Available records: Begin
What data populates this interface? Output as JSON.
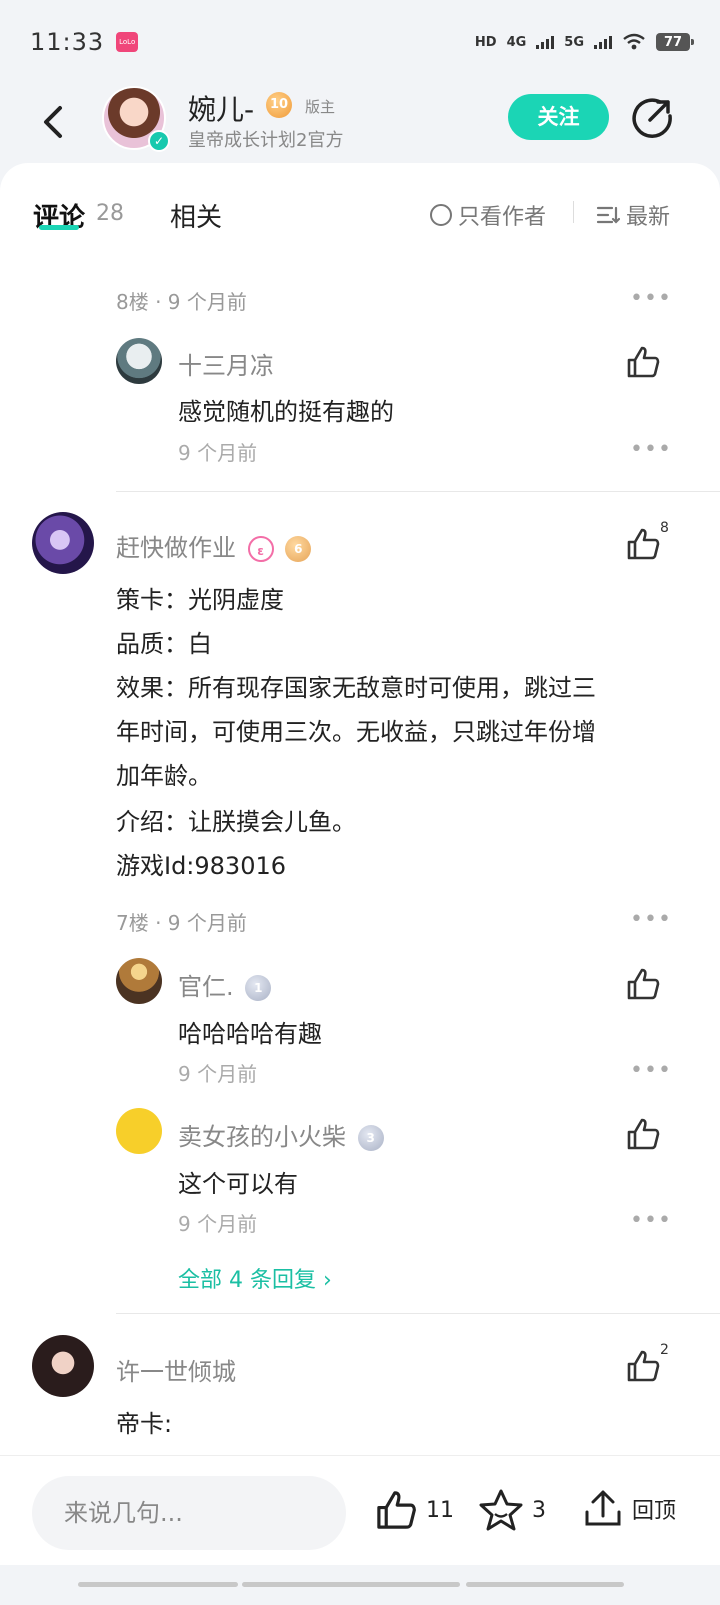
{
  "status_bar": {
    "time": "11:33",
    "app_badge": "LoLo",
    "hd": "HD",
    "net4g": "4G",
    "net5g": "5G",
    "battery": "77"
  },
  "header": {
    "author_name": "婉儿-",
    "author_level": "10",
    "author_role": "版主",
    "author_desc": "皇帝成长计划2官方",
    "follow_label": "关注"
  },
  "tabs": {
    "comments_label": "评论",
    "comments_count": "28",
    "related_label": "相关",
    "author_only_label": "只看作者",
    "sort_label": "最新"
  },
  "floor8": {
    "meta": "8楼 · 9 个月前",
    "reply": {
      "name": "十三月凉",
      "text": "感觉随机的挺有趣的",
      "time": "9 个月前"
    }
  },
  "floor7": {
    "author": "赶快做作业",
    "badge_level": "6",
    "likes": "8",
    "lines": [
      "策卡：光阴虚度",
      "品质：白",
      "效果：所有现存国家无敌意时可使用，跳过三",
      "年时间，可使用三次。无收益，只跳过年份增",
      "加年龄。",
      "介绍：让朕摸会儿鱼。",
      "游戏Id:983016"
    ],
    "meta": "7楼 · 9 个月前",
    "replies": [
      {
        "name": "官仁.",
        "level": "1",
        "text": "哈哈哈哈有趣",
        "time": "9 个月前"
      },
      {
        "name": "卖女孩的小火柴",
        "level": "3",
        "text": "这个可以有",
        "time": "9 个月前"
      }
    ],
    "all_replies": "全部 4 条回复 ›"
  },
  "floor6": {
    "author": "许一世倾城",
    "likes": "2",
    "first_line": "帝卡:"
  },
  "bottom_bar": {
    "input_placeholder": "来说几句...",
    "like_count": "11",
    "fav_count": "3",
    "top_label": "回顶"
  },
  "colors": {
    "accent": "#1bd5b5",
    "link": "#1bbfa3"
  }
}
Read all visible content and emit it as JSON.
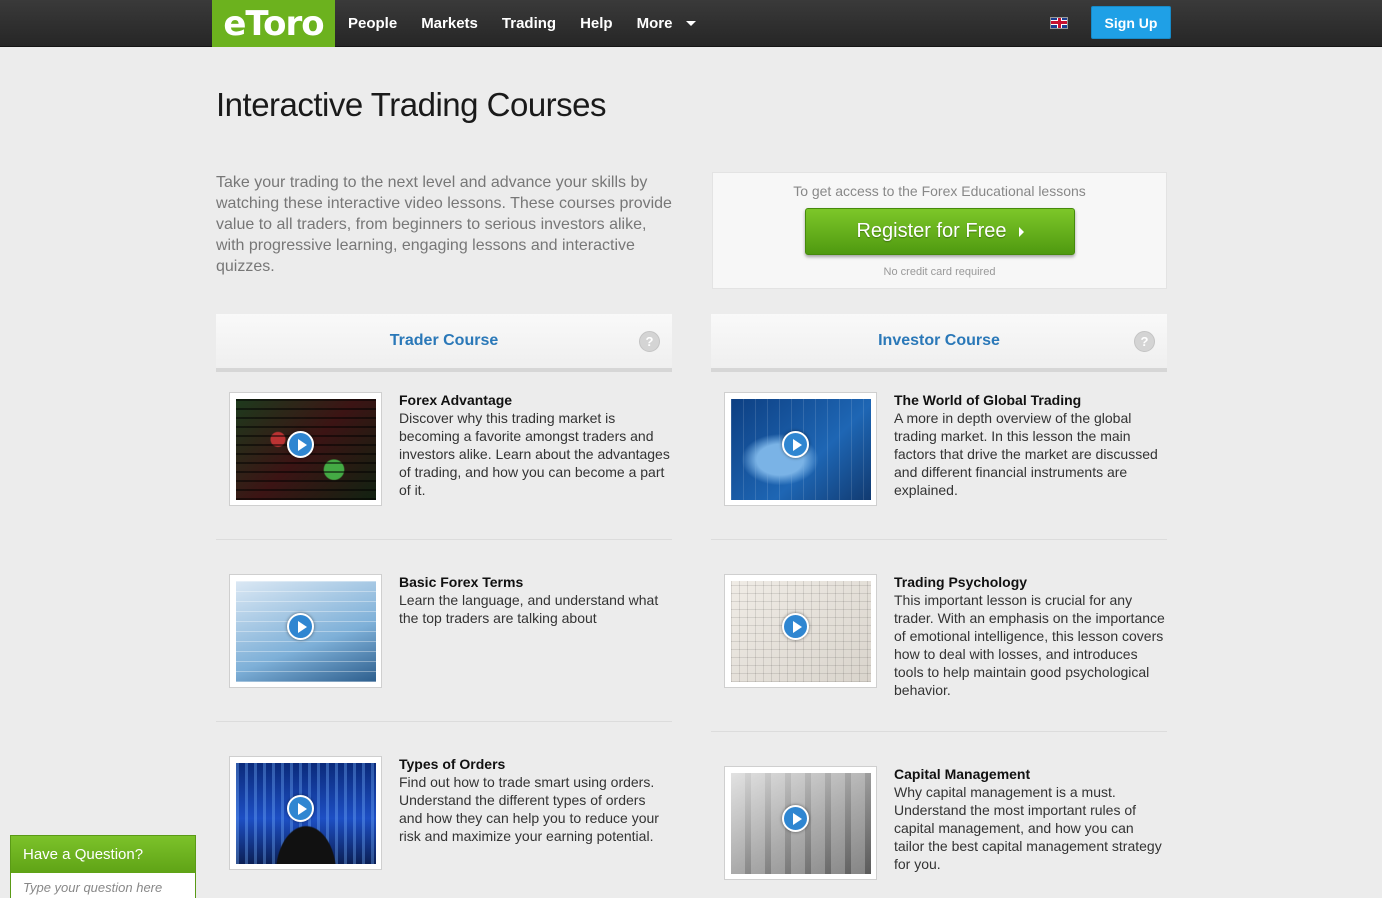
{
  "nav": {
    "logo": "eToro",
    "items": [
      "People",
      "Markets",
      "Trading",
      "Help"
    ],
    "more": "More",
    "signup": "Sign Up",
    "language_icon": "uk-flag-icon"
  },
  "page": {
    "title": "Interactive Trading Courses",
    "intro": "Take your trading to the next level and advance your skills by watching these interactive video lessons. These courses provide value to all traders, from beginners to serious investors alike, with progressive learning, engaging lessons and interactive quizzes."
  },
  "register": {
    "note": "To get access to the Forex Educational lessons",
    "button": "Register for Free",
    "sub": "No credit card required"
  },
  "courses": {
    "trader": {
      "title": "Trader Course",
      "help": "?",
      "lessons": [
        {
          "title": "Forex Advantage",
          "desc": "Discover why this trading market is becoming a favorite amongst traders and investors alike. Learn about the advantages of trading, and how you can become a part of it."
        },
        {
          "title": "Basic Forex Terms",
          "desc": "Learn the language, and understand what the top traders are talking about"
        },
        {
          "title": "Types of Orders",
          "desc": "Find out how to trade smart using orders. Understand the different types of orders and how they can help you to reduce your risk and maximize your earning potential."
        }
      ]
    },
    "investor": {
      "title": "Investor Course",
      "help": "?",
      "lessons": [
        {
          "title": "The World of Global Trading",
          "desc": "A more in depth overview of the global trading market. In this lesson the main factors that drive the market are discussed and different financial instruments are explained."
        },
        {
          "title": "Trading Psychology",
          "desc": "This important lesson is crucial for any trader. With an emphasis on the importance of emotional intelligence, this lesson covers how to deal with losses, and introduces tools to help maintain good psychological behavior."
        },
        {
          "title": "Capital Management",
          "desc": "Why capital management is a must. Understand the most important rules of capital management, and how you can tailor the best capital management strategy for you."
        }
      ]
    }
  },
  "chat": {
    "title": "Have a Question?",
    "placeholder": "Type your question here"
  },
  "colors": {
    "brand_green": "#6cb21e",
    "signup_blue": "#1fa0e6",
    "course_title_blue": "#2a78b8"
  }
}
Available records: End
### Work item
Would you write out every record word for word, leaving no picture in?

### Final answer
What data populates this interface? Output as JSON.
{
  "status_bar": {
    "time": "11:33",
    "app_badge": "LoLo",
    "hd": "HD",
    "net4g": "4G",
    "net5g": "5G",
    "battery": "77"
  },
  "header": {
    "author_name": "婉儿-",
    "author_level": "10",
    "author_role": "版主",
    "author_desc": "皇帝成长计划2官方",
    "follow_label": "关注"
  },
  "tabs": {
    "comments_label": "评论",
    "comments_count": "28",
    "related_label": "相关",
    "author_only_label": "只看作者",
    "sort_label": "最新"
  },
  "floor8": {
    "meta": "8楼 · 9 个月前",
    "reply": {
      "name": "十三月凉",
      "text": "感觉随机的挺有趣的",
      "time": "9 个月前"
    }
  },
  "floor7": {
    "author": "赶快做作业",
    "badge_level": "6",
    "likes": "8",
    "lines": [
      "策卡：光阴虚度",
      "品质：白",
      "效果：所有现存国家无敌意时可使用，跳过三",
      "年时间，可使用三次。无收益，只跳过年份增",
      "加年龄。",
      "介绍：让朕摸会儿鱼。",
      "游戏Id:983016"
    ],
    "meta": "7楼 · 9 个月前",
    "replies": [
      {
        "name": "官仁.",
        "level": "1",
        "text": "哈哈哈哈有趣",
        "time": "9 个月前"
      },
      {
        "name": "卖女孩的小火柴",
        "level": "3",
        "text": "这个可以有",
        "time": "9 个月前"
      }
    ],
    "all_replies": "全部 4 条回复 ›"
  },
  "floor6": {
    "author": "许一世倾城",
    "likes": "2",
    "first_line": "帝卡:"
  },
  "bottom_bar": {
    "input_placeholder": "来说几句...",
    "like_count": "11",
    "fav_count": "3",
    "top_label": "回顶"
  },
  "colors": {
    "accent": "#1bd5b5",
    "link": "#1bbfa3"
  }
}
Read all visible content and emit it as JSON.
{
  "nav": {
    "logo": "eToro",
    "items": [
      "People",
      "Markets",
      "Trading",
      "Help"
    ],
    "more": "More",
    "signup": "Sign Up",
    "language_icon": "uk-flag-icon"
  },
  "page": {
    "title": "Interactive Trading Courses",
    "intro": "Take your trading to the next level and advance your skills by watching these interactive video lessons. These courses provide value to all traders, from beginners to serious investors alike, with progressive learning, engaging lessons and interactive quizzes."
  },
  "register": {
    "note": "To get access to the Forex Educational lessons",
    "button": "Register for Free",
    "sub": "No credit card required"
  },
  "courses": {
    "trader": {
      "title": "Trader Course",
      "help": "?",
      "lessons": [
        {
          "title": "Forex Advantage",
          "desc": "Discover why this trading market is becoming a favorite amongst traders and investors alike. Learn about the advantages of trading, and how you can become a part of it."
        },
        {
          "title": "Basic Forex Terms",
          "desc": "Learn the language, and understand what the top traders are talking about"
        },
        {
          "title": "Types of Orders",
          "desc": "Find out how to trade smart using orders. Understand the different types of orders and how they can help you to reduce your risk and maximize your earning potential."
        }
      ]
    },
    "investor": {
      "title": "Investor Course",
      "help": "?",
      "lessons": [
        {
          "title": "The World of Global Trading",
          "desc": "A more in depth overview of the global trading market. In this lesson the main factors that drive the market are discussed and different financial instruments are explained."
        },
        {
          "title": "Trading Psychology",
          "desc": "This important lesson is crucial for any trader. With an emphasis on the importance of emotional intelligence, this lesson covers how to deal with losses, and introduces tools to help maintain good psychological behavior."
        },
        {
          "title": "Capital Management",
          "desc": "Why capital management is a must. Understand the most important rules of capital management, and how you can tailor the best capital management strategy for you."
        }
      ]
    }
  },
  "chat": {
    "title": "Have a Question?",
    "placeholder": "Type your question here"
  },
  "colors": {
    "brand_green": "#6cb21e",
    "signup_blue": "#1fa0e6",
    "course_title_blue": "#2a78b8"
  }
}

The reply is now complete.